▶ Task details: Only the lines running from the line with "Output a JSON" to the end of the records below belong in the answer, each copied exactly.

▶ Extracted data:
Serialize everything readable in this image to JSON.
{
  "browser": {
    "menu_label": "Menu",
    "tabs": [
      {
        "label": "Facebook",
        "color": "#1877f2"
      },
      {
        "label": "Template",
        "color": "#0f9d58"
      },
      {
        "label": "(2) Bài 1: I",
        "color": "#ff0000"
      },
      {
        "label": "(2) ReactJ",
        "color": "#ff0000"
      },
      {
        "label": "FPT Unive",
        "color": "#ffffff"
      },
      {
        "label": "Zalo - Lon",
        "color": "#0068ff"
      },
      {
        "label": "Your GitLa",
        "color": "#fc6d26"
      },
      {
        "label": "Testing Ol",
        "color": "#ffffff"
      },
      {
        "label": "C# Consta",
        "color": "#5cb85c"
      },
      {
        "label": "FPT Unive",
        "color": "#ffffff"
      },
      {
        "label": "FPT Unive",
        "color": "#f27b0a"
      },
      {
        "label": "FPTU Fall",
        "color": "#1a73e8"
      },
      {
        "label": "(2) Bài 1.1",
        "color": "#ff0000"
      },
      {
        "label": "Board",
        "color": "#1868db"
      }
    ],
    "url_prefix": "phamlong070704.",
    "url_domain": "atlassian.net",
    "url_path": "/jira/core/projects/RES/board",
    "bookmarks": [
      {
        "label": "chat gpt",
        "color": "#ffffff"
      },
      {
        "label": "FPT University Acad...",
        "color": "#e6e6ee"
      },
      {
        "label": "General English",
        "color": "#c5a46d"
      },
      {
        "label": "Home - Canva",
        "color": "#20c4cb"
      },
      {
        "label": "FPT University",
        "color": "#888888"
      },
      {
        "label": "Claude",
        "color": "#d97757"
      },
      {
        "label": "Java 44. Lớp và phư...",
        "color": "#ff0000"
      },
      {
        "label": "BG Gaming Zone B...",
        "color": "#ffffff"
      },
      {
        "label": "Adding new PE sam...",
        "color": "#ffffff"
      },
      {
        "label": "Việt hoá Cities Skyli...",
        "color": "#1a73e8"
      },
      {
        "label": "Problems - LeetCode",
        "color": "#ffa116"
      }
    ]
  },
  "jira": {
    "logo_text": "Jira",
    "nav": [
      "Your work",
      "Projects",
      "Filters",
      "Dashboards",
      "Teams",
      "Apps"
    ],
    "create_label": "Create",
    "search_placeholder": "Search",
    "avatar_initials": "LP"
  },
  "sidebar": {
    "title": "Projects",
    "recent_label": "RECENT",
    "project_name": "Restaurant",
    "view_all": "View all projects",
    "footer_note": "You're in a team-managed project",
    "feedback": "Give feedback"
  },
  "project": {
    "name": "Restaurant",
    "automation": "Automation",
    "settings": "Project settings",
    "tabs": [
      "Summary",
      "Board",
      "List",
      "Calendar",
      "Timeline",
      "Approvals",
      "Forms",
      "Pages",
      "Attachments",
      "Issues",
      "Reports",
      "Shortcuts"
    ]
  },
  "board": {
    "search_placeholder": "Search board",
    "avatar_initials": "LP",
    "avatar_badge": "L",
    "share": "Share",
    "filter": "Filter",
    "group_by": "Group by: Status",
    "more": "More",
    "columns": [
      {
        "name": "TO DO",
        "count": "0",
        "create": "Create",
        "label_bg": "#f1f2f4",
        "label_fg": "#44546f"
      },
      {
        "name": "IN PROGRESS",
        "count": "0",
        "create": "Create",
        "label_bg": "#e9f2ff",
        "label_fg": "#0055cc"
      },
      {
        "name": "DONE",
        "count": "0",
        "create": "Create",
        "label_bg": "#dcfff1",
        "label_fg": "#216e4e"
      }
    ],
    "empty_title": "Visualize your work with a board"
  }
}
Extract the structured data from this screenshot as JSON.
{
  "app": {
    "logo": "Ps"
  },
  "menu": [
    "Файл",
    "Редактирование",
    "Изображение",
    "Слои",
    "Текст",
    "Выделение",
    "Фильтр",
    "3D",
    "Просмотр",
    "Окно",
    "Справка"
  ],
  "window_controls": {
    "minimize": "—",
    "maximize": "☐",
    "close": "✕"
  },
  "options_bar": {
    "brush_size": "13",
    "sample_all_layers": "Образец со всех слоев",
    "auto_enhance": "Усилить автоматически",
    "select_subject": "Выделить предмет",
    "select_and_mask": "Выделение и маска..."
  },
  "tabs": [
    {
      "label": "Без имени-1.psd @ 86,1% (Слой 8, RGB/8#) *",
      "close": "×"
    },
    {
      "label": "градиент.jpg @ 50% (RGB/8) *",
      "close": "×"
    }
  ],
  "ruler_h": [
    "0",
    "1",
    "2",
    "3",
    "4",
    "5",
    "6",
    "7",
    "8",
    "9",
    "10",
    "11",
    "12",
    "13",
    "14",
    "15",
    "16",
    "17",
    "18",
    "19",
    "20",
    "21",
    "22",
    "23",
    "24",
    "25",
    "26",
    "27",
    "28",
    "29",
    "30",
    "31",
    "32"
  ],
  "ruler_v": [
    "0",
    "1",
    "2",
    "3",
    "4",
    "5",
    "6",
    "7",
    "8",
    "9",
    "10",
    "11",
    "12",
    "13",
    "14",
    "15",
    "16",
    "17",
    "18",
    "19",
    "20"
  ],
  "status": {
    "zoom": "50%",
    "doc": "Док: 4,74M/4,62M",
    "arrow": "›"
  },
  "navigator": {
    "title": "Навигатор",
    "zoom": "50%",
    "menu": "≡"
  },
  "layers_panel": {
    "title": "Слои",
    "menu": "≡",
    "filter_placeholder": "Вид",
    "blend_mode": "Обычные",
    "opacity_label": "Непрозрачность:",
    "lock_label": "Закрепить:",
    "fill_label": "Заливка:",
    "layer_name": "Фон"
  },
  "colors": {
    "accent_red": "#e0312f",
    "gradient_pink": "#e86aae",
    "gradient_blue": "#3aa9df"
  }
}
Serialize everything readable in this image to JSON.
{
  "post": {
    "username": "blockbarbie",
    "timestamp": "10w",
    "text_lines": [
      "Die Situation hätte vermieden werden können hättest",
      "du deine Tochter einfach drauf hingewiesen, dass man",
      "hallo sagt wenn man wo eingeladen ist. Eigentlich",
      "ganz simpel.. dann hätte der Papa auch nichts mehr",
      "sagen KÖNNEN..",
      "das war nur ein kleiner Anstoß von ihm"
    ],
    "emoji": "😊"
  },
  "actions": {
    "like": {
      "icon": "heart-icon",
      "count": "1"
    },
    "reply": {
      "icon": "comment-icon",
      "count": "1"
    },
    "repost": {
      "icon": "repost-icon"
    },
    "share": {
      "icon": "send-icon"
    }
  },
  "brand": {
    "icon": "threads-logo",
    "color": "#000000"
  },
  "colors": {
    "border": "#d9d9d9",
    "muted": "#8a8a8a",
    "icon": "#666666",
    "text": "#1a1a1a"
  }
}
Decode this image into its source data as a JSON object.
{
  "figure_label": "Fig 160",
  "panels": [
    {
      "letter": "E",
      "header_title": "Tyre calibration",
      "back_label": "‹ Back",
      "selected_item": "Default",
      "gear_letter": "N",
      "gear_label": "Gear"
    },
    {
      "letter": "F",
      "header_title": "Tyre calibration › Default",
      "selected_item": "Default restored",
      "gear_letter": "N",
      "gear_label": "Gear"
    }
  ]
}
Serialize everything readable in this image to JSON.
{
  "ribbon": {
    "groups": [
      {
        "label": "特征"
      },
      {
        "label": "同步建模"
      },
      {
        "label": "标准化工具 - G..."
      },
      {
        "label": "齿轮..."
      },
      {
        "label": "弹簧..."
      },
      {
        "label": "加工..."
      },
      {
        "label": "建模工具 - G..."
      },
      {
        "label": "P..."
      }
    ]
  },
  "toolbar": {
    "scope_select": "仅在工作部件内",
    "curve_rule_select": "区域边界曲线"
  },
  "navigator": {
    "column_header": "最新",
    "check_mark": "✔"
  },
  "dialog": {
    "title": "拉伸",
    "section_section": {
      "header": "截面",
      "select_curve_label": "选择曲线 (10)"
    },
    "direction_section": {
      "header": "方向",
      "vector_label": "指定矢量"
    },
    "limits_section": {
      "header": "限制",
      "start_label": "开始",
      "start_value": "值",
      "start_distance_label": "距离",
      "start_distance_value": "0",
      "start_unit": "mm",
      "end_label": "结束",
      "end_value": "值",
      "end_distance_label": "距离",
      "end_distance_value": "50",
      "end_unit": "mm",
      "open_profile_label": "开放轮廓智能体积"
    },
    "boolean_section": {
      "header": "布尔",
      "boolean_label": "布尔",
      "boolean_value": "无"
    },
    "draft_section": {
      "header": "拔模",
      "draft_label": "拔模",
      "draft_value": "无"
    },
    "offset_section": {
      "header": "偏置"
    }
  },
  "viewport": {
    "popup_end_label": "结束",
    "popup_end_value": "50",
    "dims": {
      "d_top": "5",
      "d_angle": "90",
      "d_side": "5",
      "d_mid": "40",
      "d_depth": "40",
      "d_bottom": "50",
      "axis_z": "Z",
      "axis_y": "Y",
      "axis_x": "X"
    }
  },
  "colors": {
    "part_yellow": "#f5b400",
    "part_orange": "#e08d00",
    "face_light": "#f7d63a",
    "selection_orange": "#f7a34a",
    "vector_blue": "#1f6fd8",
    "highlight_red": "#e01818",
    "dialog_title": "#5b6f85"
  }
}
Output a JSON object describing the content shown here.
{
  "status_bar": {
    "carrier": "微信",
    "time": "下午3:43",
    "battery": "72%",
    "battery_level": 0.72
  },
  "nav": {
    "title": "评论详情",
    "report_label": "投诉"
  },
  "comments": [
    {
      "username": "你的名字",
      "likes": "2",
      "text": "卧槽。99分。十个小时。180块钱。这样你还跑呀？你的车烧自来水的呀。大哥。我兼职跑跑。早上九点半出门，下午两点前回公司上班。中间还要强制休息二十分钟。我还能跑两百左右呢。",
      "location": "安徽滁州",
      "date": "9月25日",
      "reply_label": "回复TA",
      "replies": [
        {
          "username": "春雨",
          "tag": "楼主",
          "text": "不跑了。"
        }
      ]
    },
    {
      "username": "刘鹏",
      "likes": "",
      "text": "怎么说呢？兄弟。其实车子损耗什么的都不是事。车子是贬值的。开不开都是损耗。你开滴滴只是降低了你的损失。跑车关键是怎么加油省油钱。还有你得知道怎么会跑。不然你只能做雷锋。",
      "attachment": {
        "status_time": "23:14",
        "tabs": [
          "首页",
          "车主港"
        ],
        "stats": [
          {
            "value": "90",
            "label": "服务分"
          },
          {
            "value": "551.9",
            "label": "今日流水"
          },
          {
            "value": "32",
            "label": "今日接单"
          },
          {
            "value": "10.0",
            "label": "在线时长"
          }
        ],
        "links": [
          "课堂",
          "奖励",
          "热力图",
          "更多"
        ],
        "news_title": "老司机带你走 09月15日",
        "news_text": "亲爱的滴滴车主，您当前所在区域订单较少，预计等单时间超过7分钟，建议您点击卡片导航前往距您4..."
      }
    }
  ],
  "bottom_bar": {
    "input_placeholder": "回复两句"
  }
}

▶ Task solution:
Output a JSON object describing the content shown here.
{
  "status_bar": {
    "carrier": "微信",
    "time": "下午3:43",
    "battery": "72%",
    "battery_level": 0.72
  },
  "nav": {
    "title": "评论详情",
    "report_label": "投诉"
  },
  "comments": [
    {
      "username": "你的名字",
      "likes": "2",
      "text": "卧槽。99分。十个小时。180块钱。这样你还跑呀？你的车烧自来水的呀。大哥。我兼职跑跑。早上九点半出门，下午两点前回公司上班。中间还要强制休息二十分钟。我还能跑两百左右呢。",
      "location": "安徽滁州",
      "date": "9月25日",
      "reply_label": "回复TA",
      "replies": [
        {
          "username": "春雨",
          "tag": "楼主",
          "text": "不跑了。"
        }
      ]
    },
    {
      "username": "刘鹏",
      "likes": "",
      "text": "怎么说呢？兄弟。其实车子损耗什么的都不是事。车子是贬值的。开不开都是损耗。你开滴滴只是降低了你的损失。跑车关键是怎么加油省油钱。还有你得知道怎么会跑。不然你只能做雷锋。",
      "attachment": {
        "status_time": "23:14",
        "tabs": [
          "首页",
          "车主港"
        ],
        "stats": [
          {
            "value": "90",
            "label": "服务分"
          },
          {
            "value": "551.9",
            "label": "今日流水"
          },
          {
            "value": "32",
            "label": "今日接单"
          },
          {
            "value": "10.0",
            "label": "在线时长"
          }
        ],
        "links": [
          "课堂",
          "奖励",
          "热力图",
          "更多"
        ],
        "news_title": "老司机带你走 09月15日",
        "news_text": "亲爱的滴滴车主，您当前所在区域订单较少，预计等单时间超过7分钟，建议您点击卡片导航前往距您4..."
      }
    }
  ],
  "bottom_bar": {
    "input_placeholder": "回复两句"
  }
}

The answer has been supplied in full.